Quote every entry word for word.
------ Extracted material
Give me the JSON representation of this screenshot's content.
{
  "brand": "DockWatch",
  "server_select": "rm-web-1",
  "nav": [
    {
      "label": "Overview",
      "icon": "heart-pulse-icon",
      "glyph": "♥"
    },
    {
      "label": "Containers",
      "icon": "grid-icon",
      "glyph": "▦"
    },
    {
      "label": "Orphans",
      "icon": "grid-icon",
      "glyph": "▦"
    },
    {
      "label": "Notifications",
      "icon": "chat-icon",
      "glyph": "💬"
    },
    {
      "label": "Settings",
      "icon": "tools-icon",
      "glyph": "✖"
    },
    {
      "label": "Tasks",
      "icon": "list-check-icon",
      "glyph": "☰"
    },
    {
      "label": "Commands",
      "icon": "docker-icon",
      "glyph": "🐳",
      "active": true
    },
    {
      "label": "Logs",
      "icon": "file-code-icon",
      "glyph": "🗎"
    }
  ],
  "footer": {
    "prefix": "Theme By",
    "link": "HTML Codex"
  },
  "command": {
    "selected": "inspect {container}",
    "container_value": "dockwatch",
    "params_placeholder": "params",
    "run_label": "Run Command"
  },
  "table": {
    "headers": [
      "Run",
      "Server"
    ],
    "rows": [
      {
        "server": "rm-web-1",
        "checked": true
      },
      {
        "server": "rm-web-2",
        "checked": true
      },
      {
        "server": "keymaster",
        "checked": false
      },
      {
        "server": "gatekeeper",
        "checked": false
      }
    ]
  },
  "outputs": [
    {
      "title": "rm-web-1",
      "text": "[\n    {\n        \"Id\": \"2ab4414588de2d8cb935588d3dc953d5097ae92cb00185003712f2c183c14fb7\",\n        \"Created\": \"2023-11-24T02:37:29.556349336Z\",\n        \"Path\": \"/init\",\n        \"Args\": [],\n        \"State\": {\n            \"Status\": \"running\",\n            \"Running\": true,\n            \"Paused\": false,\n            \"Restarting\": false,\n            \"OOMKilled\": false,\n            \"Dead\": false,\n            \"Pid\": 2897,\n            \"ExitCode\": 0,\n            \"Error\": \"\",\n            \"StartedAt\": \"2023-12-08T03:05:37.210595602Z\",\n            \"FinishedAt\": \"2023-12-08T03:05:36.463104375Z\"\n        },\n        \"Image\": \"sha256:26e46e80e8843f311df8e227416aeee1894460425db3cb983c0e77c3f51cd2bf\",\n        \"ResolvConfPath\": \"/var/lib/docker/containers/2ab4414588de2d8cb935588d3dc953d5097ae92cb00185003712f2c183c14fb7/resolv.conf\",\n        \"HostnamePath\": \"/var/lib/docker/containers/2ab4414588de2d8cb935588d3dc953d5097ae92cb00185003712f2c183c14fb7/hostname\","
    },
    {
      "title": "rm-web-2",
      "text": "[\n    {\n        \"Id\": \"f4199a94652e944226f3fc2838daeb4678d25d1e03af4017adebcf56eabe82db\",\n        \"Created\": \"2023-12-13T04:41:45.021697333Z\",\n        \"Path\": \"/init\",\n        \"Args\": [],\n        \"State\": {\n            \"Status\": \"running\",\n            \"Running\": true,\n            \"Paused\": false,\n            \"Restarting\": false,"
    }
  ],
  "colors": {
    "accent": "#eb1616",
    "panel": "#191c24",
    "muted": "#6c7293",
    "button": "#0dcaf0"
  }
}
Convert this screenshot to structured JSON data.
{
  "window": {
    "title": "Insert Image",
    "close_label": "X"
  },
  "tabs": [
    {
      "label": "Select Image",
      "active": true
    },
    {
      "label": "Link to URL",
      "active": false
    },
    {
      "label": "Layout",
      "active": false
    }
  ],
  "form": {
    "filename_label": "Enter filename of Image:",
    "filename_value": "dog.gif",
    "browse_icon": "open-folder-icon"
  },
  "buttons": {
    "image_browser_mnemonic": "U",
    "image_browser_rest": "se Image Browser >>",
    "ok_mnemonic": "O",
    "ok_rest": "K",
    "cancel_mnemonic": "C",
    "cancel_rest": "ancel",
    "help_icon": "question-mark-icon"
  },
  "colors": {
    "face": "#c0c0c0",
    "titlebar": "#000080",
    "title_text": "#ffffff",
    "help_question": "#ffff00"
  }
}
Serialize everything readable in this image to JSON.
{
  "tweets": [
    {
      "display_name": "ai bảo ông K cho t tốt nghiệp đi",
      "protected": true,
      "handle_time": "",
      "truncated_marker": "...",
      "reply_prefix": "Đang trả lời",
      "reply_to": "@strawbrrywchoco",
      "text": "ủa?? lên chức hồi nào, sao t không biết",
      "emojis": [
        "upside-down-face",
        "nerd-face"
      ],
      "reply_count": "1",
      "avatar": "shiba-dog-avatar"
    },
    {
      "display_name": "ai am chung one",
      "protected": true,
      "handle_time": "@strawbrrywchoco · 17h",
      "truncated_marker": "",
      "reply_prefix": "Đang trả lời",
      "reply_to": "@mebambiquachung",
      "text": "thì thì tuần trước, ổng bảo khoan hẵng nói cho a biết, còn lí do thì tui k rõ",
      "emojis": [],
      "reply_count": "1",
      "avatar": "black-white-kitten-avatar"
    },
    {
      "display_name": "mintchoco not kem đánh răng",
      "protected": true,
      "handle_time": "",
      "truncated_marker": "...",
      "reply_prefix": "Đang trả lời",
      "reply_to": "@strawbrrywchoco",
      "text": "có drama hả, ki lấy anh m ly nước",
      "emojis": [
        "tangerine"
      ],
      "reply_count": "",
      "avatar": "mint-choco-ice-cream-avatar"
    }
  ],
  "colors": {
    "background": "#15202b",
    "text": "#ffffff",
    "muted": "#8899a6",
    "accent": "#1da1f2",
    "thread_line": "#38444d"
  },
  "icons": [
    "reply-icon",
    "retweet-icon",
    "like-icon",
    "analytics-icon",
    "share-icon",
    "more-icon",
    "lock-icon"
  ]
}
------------
| Final answer |
Give me the JSON representation of this screenshot's content.
{
  "brand": "DockWatch",
  "server_select": "rm-web-1",
  "nav": [
    {
      "label": "Overview",
      "icon": "heart-pulse-icon",
      "glyph": "♥"
    },
    {
      "label": "Containers",
      "icon": "grid-icon",
      "glyph": "▦"
    },
    {
      "label": "Orphans",
      "icon": "grid-icon",
      "glyph": "▦"
    },
    {
      "label": "Notifications",
      "icon": "chat-icon",
      "glyph": "💬"
    },
    {
      "label": "Settings",
      "icon": "tools-icon",
      "glyph": "✖"
    },
    {
      "label": "Tasks",
      "icon": "list-check-icon",
      "glyph": "☰"
    },
    {
      "label": "Commands",
      "icon": "docker-icon",
      "glyph": "🐳",
      "active": true
    },
    {
      "label": "Logs",
      "icon": "file-code-icon",
      "glyph": "🗎"
    }
  ],
  "footer": {
    "prefix": "Theme By",
    "link": "HTML Codex"
  },
  "command": {
    "selected": "inspect {container}",
    "container_value": "dockwatch",
    "params_placeholder": "params",
    "run_label": "Run Command"
  },
  "table": {
    "headers": [
      "Run",
      "Server"
    ],
    "rows": [
      {
        "server": "rm-web-1",
        "checked": true
      },
      {
        "server": "rm-web-2",
        "checked": true
      },
      {
        "server": "keymaster",
        "checked": false
      },
      {
        "server": "gatekeeper",
        "checked": false
      }
    ]
  },
  "outputs": [
    {
      "title": "rm-web-1",
      "text": "[\n    {\n        \"Id\": \"2ab4414588de2d8cb935588d3dc953d5097ae92cb00185003712f2c183c14fb7\",\n        \"Created\": \"2023-11-24T02:37:29.556349336Z\",\n        \"Path\": \"/init\",\n        \"Args\": [],\n        \"State\": {\n            \"Status\": \"running\",\n            \"Running\": true,\n            \"Paused\": false,\n            \"Restarting\": false,\n            \"OOMKilled\": false,\n            \"Dead\": false,\n            \"Pid\": 2897,\n            \"ExitCode\": 0,\n            \"Error\": \"\",\n            \"StartedAt\": \"2023-12-08T03:05:37.210595602Z\",\n            \"FinishedAt\": \"2023-12-08T03:05:36.463104375Z\"\n        },\n        \"Image\": \"sha256:26e46e80e8843f311df8e227416aeee1894460425db3cb983c0e77c3f51cd2bf\",\n        \"ResolvConfPath\": \"/var/lib/docker/containers/2ab4414588de2d8cb935588d3dc953d5097ae92cb00185003712f2c183c14fb7/resolv.conf\",\n        \"HostnamePath\": \"/var/lib/docker/containers/2ab4414588de2d8cb935588d3dc953d5097ae92cb00185003712f2c183c14fb7/hostname\","
    },
    {
      "title": "rm-web-2",
      "text": "[\n    {\n        \"Id\": \"f4199a94652e944226f3fc2838daeb4678d25d1e03af4017adebcf56eabe82db\",\n        \"Created\": \"2023-12-13T04:41:45.021697333Z\",\n        \"Path\": \"/init\",\n        \"Args\": [],\n        \"State\": {\n            \"Status\": \"running\",\n            \"Running\": true,\n            \"Paused\": false,\n            \"Restarting\": false,"
    }
  ],
  "colors": {
    "accent": "#eb1616",
    "panel": "#191c24",
    "muted": "#6c7293",
    "button": "#0dcaf0"
  }
}
Convert this screenshot to structured JSON data.
{
  "window": {
    "title": "Insert Image",
    "close_label": "X"
  },
  "tabs": [
    {
      "label": "Select Image",
      "active": true
    },
    {
      "label": "Link to URL",
      "active": false
    },
    {
      "label": "Layout",
      "active": false
    }
  ],
  "form": {
    "filename_label": "Enter filename of Image:",
    "filename_value": "dog.gif",
    "browse_icon": "open-folder-icon"
  },
  "buttons": {
    "image_browser_mnemonic": "U",
    "image_browser_rest": "se Image Browser >>",
    "ok_mnemonic": "O",
    "ok_rest": "K",
    "cancel_mnemonic": "C",
    "cancel_rest": "ancel",
    "help_icon": "question-mark-icon"
  },
  "colors": {
    "face": "#c0c0c0",
    "titlebar": "#000080",
    "title_text": "#ffffff",
    "help_question": "#ffff00"
  }
}
Serialize everything readable in this image to JSON.
{
  "tweets": [
    {
      "display_name": "ai bảo ông K cho t tốt nghiệp đi",
      "protected": true,
      "handle_time": "",
      "truncated_marker": "...",
      "reply_prefix": "Đang trả lời",
      "reply_to": "@strawbrrywchoco",
      "text": "ủa?? lên chức hồi nào, sao t không biết",
      "emojis": [
        "upside-down-face",
        "nerd-face"
      ],
      "reply_count": "1",
      "avatar": "shiba-dog-avatar"
    },
    {
      "display_name": "ai am chung one",
      "protected": true,
      "handle_time": "@strawbrrywchoco · 17h",
      "truncated_marker": "",
      "reply_prefix": "Đang trả lời",
      "reply_to": "@mebambiquachung",
      "text": "thì thì tuần trước, ổng bảo khoan hẵng nói cho a biết, còn lí do thì tui k rõ",
      "emojis": [],
      "reply_count": "1",
      "avatar": "black-white-kitten-avatar"
    },
    {
      "display_name": "mintchoco not kem đánh răng",
      "protected": true,
      "handle_time": "",
      "truncated_marker": "...",
      "reply_prefix": "Đang trả lời",
      "reply_to": "@strawbrrywchoco",
      "text": "có drama hả, ki lấy anh m ly nước",
      "emojis": [
        "tangerine"
      ],
      "reply_count": "",
      "avatar": "mint-choco-ice-cream-avatar"
    }
  ],
  "colors": {
    "background": "#15202b",
    "text": "#ffffff",
    "muted": "#8899a6",
    "accent": "#1da1f2",
    "thread_line": "#38444d"
  },
  "icons": [
    "reply-icon",
    "retweet-icon",
    "like-icon",
    "analytics-icon",
    "share-icon",
    "more-icon",
    "lock-icon"
  ]
}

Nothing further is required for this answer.